Everything in the data that follows has to be repeated verbatim.

== == ==

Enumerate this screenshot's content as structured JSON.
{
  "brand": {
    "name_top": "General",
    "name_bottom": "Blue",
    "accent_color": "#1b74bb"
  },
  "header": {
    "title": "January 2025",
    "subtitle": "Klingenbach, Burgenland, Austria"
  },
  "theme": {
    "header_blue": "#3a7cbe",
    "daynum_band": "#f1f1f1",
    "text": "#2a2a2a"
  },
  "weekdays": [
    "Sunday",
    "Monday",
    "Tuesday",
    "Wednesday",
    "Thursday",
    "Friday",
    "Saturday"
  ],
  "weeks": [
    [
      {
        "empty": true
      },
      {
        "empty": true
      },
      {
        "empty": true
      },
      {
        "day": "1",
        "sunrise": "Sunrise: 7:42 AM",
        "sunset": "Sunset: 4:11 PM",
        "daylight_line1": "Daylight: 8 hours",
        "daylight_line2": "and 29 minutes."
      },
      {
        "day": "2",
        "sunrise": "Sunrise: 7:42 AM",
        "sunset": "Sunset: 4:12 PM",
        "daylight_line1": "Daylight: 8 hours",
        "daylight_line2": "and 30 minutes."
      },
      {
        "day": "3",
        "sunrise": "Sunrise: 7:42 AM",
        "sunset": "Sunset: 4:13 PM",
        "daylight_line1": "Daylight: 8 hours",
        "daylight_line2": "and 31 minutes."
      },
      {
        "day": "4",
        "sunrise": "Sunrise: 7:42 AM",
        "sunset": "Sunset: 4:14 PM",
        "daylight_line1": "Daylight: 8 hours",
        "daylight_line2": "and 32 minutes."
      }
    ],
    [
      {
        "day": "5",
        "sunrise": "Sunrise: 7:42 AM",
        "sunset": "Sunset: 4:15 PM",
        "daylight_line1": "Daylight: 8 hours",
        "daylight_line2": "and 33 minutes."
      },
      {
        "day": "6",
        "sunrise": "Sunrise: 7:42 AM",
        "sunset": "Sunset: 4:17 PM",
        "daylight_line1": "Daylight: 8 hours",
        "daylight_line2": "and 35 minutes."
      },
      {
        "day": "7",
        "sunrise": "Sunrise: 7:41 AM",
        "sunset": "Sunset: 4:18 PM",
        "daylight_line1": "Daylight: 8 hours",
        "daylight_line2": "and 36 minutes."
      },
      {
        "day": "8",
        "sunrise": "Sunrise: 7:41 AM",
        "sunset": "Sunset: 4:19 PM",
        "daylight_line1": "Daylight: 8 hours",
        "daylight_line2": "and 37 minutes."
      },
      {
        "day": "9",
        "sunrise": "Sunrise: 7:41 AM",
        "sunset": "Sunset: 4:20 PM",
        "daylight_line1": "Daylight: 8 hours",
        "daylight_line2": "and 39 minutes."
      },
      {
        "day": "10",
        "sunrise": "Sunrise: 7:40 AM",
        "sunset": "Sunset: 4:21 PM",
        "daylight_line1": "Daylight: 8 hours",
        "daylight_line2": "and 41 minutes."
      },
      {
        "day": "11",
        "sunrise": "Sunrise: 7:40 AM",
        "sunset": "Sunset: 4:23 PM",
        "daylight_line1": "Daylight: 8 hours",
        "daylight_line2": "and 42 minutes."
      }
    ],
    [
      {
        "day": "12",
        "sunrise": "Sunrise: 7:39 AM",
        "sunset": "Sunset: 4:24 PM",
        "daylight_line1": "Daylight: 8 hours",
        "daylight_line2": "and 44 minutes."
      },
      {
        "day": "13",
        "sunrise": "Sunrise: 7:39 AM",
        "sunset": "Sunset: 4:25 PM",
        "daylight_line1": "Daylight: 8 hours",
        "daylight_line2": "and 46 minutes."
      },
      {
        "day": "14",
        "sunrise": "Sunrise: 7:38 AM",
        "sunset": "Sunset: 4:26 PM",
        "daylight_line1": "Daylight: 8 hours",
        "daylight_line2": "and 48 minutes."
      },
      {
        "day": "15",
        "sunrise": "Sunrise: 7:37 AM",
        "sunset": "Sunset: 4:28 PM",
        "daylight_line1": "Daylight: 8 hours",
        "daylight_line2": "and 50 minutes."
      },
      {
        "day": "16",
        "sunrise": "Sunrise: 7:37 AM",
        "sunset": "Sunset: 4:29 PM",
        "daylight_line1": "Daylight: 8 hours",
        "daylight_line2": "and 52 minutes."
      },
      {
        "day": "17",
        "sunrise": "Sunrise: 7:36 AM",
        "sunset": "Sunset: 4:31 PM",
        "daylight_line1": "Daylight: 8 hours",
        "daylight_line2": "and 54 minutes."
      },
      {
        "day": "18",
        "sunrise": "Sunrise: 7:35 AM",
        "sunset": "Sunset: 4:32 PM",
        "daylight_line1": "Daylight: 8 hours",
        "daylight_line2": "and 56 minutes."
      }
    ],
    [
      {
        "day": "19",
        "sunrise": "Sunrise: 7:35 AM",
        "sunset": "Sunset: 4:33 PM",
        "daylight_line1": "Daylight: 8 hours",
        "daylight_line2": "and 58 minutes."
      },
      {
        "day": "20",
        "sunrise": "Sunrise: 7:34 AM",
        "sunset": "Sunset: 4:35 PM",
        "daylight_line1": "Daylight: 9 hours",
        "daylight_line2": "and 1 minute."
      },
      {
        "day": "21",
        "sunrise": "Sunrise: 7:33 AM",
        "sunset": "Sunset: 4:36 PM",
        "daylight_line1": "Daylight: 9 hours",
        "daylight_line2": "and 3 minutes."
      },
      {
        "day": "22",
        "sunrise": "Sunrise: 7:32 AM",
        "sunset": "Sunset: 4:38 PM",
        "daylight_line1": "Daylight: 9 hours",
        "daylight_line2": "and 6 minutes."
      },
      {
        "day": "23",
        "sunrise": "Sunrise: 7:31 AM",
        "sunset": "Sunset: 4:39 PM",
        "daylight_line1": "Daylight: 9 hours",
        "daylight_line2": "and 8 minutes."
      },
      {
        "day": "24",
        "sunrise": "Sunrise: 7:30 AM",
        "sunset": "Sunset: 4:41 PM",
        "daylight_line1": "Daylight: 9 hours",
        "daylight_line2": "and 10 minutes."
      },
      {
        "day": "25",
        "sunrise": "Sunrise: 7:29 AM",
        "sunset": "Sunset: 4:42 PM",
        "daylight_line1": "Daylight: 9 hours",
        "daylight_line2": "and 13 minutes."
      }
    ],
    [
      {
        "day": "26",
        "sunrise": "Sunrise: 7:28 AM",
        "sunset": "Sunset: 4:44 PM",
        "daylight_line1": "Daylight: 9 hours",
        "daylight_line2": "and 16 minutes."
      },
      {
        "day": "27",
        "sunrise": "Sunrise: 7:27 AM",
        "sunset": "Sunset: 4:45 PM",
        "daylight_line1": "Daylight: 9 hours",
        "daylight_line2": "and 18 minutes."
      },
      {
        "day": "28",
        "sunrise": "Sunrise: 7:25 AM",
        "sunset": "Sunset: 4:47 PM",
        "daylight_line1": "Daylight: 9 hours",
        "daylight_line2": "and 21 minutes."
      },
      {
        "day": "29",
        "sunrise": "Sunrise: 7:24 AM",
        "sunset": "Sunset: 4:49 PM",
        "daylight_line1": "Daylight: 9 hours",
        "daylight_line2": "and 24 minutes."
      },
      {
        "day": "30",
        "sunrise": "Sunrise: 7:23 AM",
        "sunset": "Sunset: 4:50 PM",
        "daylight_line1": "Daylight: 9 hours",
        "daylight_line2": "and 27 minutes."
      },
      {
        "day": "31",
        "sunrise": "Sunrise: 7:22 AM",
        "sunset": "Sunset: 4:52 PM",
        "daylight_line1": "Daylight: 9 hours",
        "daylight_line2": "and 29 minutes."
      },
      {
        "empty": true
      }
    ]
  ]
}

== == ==

→ Exercise answer
Enumerate this screenshot's content as structured JSON.
{
  "brand": {
    "name_top": "General",
    "name_bottom": "Blue",
    "accent_color": "#1b74bb"
  },
  "header": {
    "title": "January 2025",
    "subtitle": "Klingenbach, Burgenland, Austria"
  },
  "theme": {
    "header_blue": "#3a7cbe",
    "daynum_band": "#f1f1f1",
    "text": "#2a2a2a"
  },
  "weekdays": [
    "Sunday",
    "Monday",
    "Tuesday",
    "Wednesday",
    "Thursday",
    "Friday",
    "Saturday"
  ],
  "weeks": [
    [
      {
        "empty": true
      },
      {
        "empty": true
      },
      {
        "empty": true
      },
      {
        "day": "1",
        "sunrise": "Sunrise: 7:42 AM",
        "sunset": "Sunset: 4:11 PM",
        "daylight_line1": "Daylight: 8 hours",
        "daylight_line2": "and 29 minutes."
      },
      {
        "day": "2",
        "sunrise": "Sunrise: 7:42 AM",
        "sunset": "Sunset: 4:12 PM",
        "daylight_line1": "Daylight: 8 hours",
        "daylight_line2": "and 30 minutes."
      },
      {
        "day": "3",
        "sunrise": "Sunrise: 7:42 AM",
        "sunset": "Sunset: 4:13 PM",
        "daylight_line1": "Daylight: 8 hours",
        "daylight_line2": "and 31 minutes."
      },
      {
        "day": "4",
        "sunrise": "Sunrise: 7:42 AM",
        "sunset": "Sunset: 4:14 PM",
        "daylight_line1": "Daylight: 8 hours",
        "daylight_line2": "and 32 minutes."
      }
    ],
    [
      {
        "day": "5",
        "sunrise": "Sunrise: 7:42 AM",
        "sunset": "Sunset: 4:15 PM",
        "daylight_line1": "Daylight: 8 hours",
        "daylight_line2": "and 33 minutes."
      },
      {
        "day": "6",
        "sunrise": "Sunrise: 7:42 AM",
        "sunset": "Sunset: 4:17 PM",
        "daylight_line1": "Daylight: 8 hours",
        "daylight_line2": "and 35 minutes."
      },
      {
        "day": "7",
        "sunrise": "Sunrise: 7:41 AM",
        "sunset": "Sunset: 4:18 PM",
        "daylight_line1": "Daylight: 8 hours",
        "daylight_line2": "and 36 minutes."
      },
      {
        "day": "8",
        "sunrise": "Sunrise: 7:41 AM",
        "sunset": "Sunset: 4:19 PM",
        "daylight_line1": "Daylight: 8 hours",
        "daylight_line2": "and 37 minutes."
      },
      {
        "day": "9",
        "sunrise": "Sunrise: 7:41 AM",
        "sunset": "Sunset: 4:20 PM",
        "daylight_line1": "Daylight: 8 hours",
        "daylight_line2": "and 39 minutes."
      },
      {
        "day": "10",
        "sunrise": "Sunrise: 7:40 AM",
        "sunset": "Sunset: 4:21 PM",
        "daylight_line1": "Daylight: 8 hours",
        "daylight_line2": "and 41 minutes."
      },
      {
        "day": "11",
        "sunrise": "Sunrise: 7:40 AM",
        "sunset": "Sunset: 4:23 PM",
        "daylight_line1": "Daylight: 8 hours",
        "daylight_line2": "and 42 minutes."
      }
    ],
    [
      {
        "day": "12",
        "sunrise": "Sunrise: 7:39 AM",
        "sunset": "Sunset: 4:24 PM",
        "daylight_line1": "Daylight: 8 hours",
        "daylight_line2": "and 44 minutes."
      },
      {
        "day": "13",
        "sunrise": "Sunrise: 7:39 AM",
        "sunset": "Sunset: 4:25 PM",
        "daylight_line1": "Daylight: 8 hours",
        "daylight_line2": "and 46 minutes."
      },
      {
        "day": "14",
        "sunrise": "Sunrise: 7:38 AM",
        "sunset": "Sunset: 4:26 PM",
        "daylight_line1": "Daylight: 8 hours",
        "daylight_line2": "and 48 minutes."
      },
      {
        "day": "15",
        "sunrise": "Sunrise: 7:37 AM",
        "sunset": "Sunset: 4:28 PM",
        "daylight_line1": "Daylight: 8 hours",
        "daylight_line2": "and 50 minutes."
      },
      {
        "day": "16",
        "sunrise": "Sunrise: 7:37 AM",
        "sunset": "Sunset: 4:29 PM",
        "daylight_line1": "Daylight: 8 hours",
        "daylight_line2": "and 52 minutes."
      },
      {
        "day": "17",
        "sunrise": "Sunrise: 7:36 AM",
        "sunset": "Sunset: 4:31 PM",
        "daylight_line1": "Daylight: 8 hours",
        "daylight_line2": "and 54 minutes."
      },
      {
        "day": "18",
        "sunrise": "Sunrise: 7:35 AM",
        "sunset": "Sunset: 4:32 PM",
        "daylight_line1": "Daylight: 8 hours",
        "daylight_line2": "and 56 minutes."
      }
    ],
    [
      {
        "day": "19",
        "sunrise": "Sunrise: 7:35 AM",
        "sunset": "Sunset: 4:33 PM",
        "daylight_line1": "Daylight: 8 hours",
        "daylight_line2": "and 58 minutes."
      },
      {
        "day": "20",
        "sunrise": "Sunrise: 7:34 AM",
        "sunset": "Sunset: 4:35 PM",
        "daylight_line1": "Daylight: 9 hours",
        "daylight_line2": "and 1 minute."
      },
      {
        "day": "21",
        "sunrise": "Sunrise: 7:33 AM",
        "sunset": "Sunset: 4:36 PM",
        "daylight_line1": "Daylight: 9 hours",
        "daylight_line2": "and 3 minutes."
      },
      {
        "day": "22",
        "sunrise": "Sunrise: 7:32 AM",
        "sunset": "Sunset: 4:38 PM",
        "daylight_line1": "Daylight: 9 hours",
        "daylight_line2": "and 6 minutes."
      },
      {
        "day": "23",
        "sunrise": "Sunrise: 7:31 AM",
        "sunset": "Sunset: 4:39 PM",
        "daylight_line1": "Daylight: 9 hours",
        "daylight_line2": "and 8 minutes."
      },
      {
        "day": "24",
        "sunrise": "Sunrise: 7:30 AM",
        "sunset": "Sunset: 4:41 PM",
        "daylight_line1": "Daylight: 9 hours",
        "daylight_line2": "and 10 minutes."
      },
      {
        "day": "25",
        "sunrise": "Sunrise: 7:29 AM",
        "sunset": "Sunset: 4:42 PM",
        "daylight_line1": "Daylight: 9 hours",
        "daylight_line2": "and 13 minutes."
      }
    ],
    [
      {
        "day": "26",
        "sunrise": "Sunrise: 7:28 AM",
        "sunset": "Sunset: 4:44 PM",
        "daylight_line1": "Daylight: 9 hours",
        "daylight_line2": "and 16 minutes."
      },
      {
        "day": "27",
        "sunrise": "Sunrise: 7:27 AM",
        "sunset": "Sunset: 4:45 PM",
        "daylight_line1": "Daylight: 9 hours",
        "daylight_line2": "and 18 minutes."
      },
      {
        "day": "28",
        "sunrise": "Sunrise: 7:25 AM",
        "sunset": "Sunset: 4:47 PM",
        "daylight_line1": "Daylight: 9 hours",
        "daylight_line2": "and 21 minutes."
      },
      {
        "day": "29",
        "sunrise": "Sunrise: 7:24 AM",
        "sunset": "Sunset: 4:49 PM",
        "daylight_line1": "Daylight: 9 hours",
        "daylight_line2": "and 24 minutes."
      },
      {
        "day": "30",
        "sunrise": "Sunrise: 7:23 AM",
        "sunset": "Sunset: 4:50 PM",
        "daylight_line1": "Daylight: 9 hours",
        "daylight_line2": "and 27 minutes."
      },
      {
        "day": "31",
        "sunrise": "Sunrise: 7:22 AM",
        "sunset": "Sunset: 4:52 PM",
        "daylight_line1": "Daylight: 9 hours",
        "daylight_line2": "and 29 minutes."
      },
      {
        "empty": true
      }
    ]
  ]
}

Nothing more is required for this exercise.